_About this exercise:_ From the listing, collect all lines containing the word "source".

=== Data section ===

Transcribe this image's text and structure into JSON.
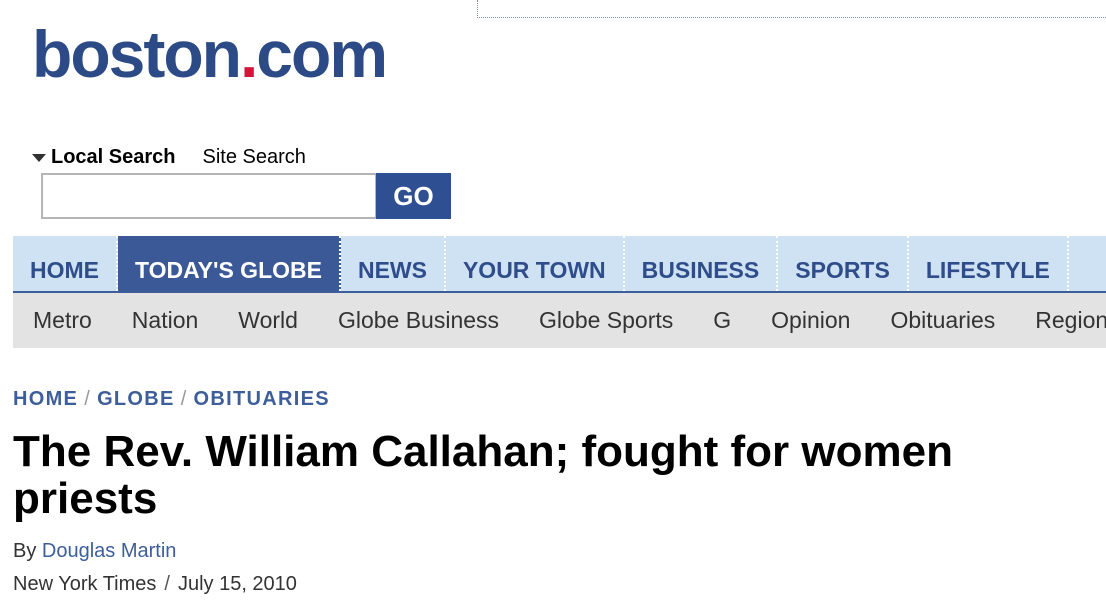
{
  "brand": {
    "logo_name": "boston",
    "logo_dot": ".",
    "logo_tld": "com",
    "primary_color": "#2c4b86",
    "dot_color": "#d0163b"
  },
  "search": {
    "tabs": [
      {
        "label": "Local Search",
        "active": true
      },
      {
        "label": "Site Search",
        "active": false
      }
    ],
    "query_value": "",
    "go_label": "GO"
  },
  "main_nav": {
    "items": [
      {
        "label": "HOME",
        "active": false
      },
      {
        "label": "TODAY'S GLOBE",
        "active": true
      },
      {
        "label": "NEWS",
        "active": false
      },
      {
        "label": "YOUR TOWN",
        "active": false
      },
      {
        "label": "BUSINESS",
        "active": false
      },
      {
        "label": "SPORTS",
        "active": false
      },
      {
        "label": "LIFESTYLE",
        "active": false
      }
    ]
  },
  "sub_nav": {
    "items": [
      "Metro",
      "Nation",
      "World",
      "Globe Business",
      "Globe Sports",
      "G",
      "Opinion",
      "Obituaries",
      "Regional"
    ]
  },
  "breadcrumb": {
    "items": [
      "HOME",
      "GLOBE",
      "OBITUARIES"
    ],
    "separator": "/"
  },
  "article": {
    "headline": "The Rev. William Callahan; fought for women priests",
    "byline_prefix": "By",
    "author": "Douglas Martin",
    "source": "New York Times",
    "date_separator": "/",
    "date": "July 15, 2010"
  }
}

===
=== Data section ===

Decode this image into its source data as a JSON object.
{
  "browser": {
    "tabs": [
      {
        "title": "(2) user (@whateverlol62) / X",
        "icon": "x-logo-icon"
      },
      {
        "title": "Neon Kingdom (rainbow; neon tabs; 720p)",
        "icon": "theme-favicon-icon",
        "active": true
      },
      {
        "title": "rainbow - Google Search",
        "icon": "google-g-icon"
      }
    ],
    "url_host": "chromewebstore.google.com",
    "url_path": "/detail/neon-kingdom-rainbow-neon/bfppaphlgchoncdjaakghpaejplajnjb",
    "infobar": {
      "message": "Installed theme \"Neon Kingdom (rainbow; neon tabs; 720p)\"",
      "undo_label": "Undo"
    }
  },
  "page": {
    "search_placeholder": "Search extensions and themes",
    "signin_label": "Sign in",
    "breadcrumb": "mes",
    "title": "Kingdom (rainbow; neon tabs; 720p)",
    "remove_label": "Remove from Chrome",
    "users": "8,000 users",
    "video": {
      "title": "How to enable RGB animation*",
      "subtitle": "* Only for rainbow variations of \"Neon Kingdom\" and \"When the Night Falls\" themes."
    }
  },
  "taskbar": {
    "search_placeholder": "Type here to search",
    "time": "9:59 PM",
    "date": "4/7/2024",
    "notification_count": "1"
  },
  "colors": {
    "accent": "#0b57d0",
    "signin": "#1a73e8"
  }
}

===

_Result:_
    "source": "New York Times",
Decode this image into its source data as a JSON object.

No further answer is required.